Since you are having vibration, we can assume that TIR is greater than 0.015 of an inch, although it is a good idea to measure as each measurement taken individually can reveal problems in other areas. You should find the source of the runout. Disassemble both wheel ends and repair or replace any components in need.

Measure brake drum diameters. Both drums on any axle should be within 0.025 of an inch of each other. Using a caliper, make sure wear on the drum’s friction surface is under 0.08 of an inch. This allows for wear during the current service interval.

Verify that both drums weigh the same when new and that the original drum weight is adequate to handle the heat generated in the current application.

Remember, brake fade is caused by excessive heat, causing resins in the brake shoes to gasify, breaking contact between the friction-generating surfaces and reducing the conversion of motion to heat.

I’ve been reading a lot about downspeeding engines (operating at lower engine rpm to save fuel), and I’d like to try it. My truck is a 2015 International with a 450 horsepower Cummins ISX15. It has an Eaton 13-speed overdrive and a 3.36 rear end. It’s geared for 1,350 at 65 mph. I can get a Meritor 2.73 tandem pretty cheap from a friend’s wrecked truck. The front was mangled when a four-wheeler stopped in front of him, but his drives were OK.

What do you think of making the switch?

My first thought was to see how the numbers work out: 2.73 is about 82 percent of 3.36, so you’ll be dropping rpm at cruise about 18 percent.

You’ll be running 1,096 rpm at 65. Your engine is rated for peak torque at 1,200 rpm, so you’ll be operating 100 rpm below engine rated speed. While you may be able to cruise on a level road at less than 1,100 rpm, you’ll have problems getting there and even minor grades will be difficult.

Downspeeding is a good idea, but not in the aftermarket.

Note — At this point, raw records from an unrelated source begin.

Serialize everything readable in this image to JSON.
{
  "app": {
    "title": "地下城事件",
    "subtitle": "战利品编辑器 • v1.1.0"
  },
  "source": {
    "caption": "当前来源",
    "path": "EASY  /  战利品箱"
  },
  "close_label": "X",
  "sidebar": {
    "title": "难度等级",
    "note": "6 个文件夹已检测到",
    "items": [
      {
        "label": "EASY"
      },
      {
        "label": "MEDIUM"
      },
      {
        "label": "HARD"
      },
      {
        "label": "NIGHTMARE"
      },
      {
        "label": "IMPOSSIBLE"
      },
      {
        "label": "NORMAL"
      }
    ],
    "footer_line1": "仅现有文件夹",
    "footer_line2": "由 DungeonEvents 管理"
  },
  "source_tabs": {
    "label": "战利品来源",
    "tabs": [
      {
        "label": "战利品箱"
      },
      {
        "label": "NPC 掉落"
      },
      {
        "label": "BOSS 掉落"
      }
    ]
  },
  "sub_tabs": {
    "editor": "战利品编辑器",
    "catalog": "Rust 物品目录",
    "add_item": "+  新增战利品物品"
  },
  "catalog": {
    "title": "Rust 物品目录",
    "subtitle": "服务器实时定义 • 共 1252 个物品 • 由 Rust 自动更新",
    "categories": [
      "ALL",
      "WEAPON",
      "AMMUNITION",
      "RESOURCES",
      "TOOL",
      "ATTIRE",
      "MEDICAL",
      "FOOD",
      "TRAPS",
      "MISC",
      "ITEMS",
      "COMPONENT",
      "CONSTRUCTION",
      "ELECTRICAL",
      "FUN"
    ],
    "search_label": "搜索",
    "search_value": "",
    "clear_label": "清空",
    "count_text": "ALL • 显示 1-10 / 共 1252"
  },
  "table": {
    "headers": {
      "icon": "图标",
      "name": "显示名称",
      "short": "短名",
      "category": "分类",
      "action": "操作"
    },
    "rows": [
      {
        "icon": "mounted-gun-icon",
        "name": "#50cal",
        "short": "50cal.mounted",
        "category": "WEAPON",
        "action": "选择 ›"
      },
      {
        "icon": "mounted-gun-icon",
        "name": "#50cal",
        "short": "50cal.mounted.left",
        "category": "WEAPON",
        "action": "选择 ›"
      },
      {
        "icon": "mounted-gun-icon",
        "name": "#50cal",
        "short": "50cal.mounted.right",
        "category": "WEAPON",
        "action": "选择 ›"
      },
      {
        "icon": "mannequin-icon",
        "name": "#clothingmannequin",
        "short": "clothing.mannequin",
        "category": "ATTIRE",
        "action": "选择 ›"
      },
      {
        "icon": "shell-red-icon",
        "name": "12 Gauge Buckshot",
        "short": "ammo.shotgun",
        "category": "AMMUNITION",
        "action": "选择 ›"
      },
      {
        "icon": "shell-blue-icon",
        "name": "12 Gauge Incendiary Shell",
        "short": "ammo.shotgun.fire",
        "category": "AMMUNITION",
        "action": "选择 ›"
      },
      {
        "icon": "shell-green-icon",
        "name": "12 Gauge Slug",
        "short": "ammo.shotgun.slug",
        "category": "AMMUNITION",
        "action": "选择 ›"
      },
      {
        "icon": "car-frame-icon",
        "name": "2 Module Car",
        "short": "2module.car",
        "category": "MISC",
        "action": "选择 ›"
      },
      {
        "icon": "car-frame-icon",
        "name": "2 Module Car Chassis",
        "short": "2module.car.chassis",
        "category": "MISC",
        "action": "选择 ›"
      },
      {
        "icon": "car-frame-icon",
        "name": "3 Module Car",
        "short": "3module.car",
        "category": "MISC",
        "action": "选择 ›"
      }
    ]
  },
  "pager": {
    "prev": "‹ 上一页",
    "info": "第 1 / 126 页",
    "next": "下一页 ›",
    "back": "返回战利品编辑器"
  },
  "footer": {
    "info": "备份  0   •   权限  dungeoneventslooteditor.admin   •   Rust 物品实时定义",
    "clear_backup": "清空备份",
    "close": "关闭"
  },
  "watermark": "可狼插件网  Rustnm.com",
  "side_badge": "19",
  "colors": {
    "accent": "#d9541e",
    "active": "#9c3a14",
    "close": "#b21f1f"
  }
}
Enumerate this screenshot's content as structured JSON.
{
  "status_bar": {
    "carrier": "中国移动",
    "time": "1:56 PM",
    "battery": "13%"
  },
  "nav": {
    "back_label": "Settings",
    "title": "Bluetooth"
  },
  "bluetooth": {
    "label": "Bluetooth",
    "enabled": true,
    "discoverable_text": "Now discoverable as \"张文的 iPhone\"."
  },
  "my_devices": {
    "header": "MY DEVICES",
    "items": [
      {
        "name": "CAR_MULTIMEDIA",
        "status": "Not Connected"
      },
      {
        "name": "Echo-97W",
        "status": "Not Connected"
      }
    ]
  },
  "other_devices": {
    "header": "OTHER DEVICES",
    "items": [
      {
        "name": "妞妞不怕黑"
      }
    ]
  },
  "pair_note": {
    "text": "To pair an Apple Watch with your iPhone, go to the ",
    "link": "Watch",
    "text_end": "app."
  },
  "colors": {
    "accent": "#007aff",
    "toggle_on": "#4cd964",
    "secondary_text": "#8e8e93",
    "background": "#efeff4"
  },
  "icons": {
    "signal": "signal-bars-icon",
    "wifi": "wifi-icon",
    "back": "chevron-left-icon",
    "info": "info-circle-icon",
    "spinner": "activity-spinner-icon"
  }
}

For every 100 rpm that engine speed is reduced, there is an average 1 percent gain in fuel economy, but to make those 100 rpm increments work, they must be part of an integrated system. That involves more than just changing the drive axle ratios. Every phase of the drivetrain is involved, from air induction to fuel injection, transmission ratios and shift points, drive shaft design and construction and, of course, rear-end ratios. The changes are so great that Cummins changed their engine designations from “ISX” to just “X” to differentiate the newest models.

In order to get torque to peak at 1,000 rpm or, as is predicted for future engines, 900 or even 800, injectors must be redesigned and timing must be altered, requiring re-engineered electronic controls. Higher torque must be created for each revolution, resulting in higher loads on each component per revolution. Everything, from oil pump driveshafts to inter-axle driveshafts, must be beefier to take these greater loads. And, for optimum results, shifting should be computer controlled using an automated manual transmission engineered and programmed for that specific truck and operation.

I applaud your desire to downspeed, but doing it without integrating all the parts will result in a truck that will be virtually undrivable. Best save it for your next truck.

I read that diesels operate more efficiently when they’re warmer. Should I get a replacement thermostat that opens at a higher temperature?

At too low a temperature, combustion will be inefficient, but go too high and the engine will wear out more quickly. Consult your owner’s manual and get the thermostat recommended by the engine maker. It’s the result of a great deal of research and testing. LL

(Editor's note: When sending in questions for Maintenance Q&A, please include the make and model of your truck and your vehicle identification number (VIN) as well as your contact information. Paul Abelson tries to respond to every question, whether it's published or not. Send questions to TruckWriter@WowAccess.net)